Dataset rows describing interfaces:
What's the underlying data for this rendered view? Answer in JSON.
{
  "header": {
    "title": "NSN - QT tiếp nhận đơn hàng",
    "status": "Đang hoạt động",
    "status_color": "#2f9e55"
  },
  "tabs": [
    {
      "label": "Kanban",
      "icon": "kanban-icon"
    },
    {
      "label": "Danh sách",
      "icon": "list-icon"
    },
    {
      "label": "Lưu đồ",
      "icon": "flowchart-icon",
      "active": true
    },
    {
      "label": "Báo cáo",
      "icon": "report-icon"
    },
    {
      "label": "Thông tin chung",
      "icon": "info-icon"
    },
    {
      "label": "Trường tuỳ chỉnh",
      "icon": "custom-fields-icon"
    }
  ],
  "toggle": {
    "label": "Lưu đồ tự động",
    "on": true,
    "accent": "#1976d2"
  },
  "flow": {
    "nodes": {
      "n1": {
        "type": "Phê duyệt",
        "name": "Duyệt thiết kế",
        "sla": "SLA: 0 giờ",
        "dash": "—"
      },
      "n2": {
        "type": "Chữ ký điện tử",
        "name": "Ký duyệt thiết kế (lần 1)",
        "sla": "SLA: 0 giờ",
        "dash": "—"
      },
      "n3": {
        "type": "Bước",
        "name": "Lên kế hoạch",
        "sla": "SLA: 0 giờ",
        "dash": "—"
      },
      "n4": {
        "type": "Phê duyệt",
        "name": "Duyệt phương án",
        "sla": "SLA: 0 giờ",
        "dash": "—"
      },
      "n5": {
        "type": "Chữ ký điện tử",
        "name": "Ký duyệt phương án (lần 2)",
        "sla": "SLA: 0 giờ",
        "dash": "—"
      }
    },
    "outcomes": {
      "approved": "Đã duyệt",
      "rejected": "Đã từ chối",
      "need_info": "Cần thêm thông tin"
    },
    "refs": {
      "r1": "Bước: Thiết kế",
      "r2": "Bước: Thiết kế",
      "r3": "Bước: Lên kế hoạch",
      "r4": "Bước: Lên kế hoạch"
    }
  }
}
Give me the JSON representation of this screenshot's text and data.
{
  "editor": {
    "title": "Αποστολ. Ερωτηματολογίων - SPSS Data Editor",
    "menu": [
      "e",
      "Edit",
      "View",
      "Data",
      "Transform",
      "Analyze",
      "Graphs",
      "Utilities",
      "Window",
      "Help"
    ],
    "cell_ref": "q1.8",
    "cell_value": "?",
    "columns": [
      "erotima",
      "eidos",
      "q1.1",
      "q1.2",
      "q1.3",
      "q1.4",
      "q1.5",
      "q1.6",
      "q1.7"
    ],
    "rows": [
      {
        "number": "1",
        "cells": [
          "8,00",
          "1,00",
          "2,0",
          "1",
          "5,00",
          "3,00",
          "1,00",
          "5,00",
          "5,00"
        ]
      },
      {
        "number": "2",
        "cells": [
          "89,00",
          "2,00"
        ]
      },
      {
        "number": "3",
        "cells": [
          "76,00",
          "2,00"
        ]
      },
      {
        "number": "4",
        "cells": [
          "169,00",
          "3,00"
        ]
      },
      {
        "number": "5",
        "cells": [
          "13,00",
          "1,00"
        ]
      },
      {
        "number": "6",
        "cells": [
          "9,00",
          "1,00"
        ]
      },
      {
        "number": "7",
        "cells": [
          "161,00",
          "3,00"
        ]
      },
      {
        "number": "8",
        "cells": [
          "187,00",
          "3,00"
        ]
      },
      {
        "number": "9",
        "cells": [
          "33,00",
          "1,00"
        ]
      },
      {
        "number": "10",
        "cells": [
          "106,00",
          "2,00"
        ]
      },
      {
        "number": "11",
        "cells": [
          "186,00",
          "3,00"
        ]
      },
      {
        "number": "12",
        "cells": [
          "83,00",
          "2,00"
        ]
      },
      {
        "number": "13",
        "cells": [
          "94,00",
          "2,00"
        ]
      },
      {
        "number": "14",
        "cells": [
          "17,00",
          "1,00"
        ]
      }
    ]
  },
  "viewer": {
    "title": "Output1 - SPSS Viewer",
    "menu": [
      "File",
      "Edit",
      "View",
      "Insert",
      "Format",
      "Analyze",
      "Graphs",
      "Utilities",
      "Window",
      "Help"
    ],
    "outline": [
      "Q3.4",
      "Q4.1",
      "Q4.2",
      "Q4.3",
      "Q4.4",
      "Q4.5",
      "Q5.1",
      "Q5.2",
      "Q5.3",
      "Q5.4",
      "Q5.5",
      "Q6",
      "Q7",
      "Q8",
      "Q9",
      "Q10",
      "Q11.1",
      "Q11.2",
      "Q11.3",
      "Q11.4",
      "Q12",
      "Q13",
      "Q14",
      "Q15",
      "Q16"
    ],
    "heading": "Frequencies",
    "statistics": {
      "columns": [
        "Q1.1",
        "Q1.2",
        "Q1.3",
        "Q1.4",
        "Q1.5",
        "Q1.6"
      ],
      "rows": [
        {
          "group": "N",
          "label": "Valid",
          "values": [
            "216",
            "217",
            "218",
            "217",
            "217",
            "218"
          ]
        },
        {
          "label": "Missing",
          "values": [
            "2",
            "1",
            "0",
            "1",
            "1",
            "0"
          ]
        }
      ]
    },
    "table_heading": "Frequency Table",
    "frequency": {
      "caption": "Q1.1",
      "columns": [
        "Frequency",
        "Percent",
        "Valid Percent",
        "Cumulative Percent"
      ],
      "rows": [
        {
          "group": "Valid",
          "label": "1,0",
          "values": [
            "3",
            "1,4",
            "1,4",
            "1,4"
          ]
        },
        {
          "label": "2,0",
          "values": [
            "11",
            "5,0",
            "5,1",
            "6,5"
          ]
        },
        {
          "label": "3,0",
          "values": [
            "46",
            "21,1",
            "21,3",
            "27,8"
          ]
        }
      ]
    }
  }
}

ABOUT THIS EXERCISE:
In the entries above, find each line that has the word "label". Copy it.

PROBLEM SOLUTION:
      "label": "Kanban",
      "label": "Danh sách",
      "label": "Lưu đồ",
      "label": "Báo cáo",
      "label": "Thông tin chung",
      "label": "Trường tuỳ chỉnh",
    "label": "Lưu đồ tự động",
          "label": "Valid",
          "label": "Missing",
          "label": "1,0",
          "label": "2,0",
          "label": "3,0",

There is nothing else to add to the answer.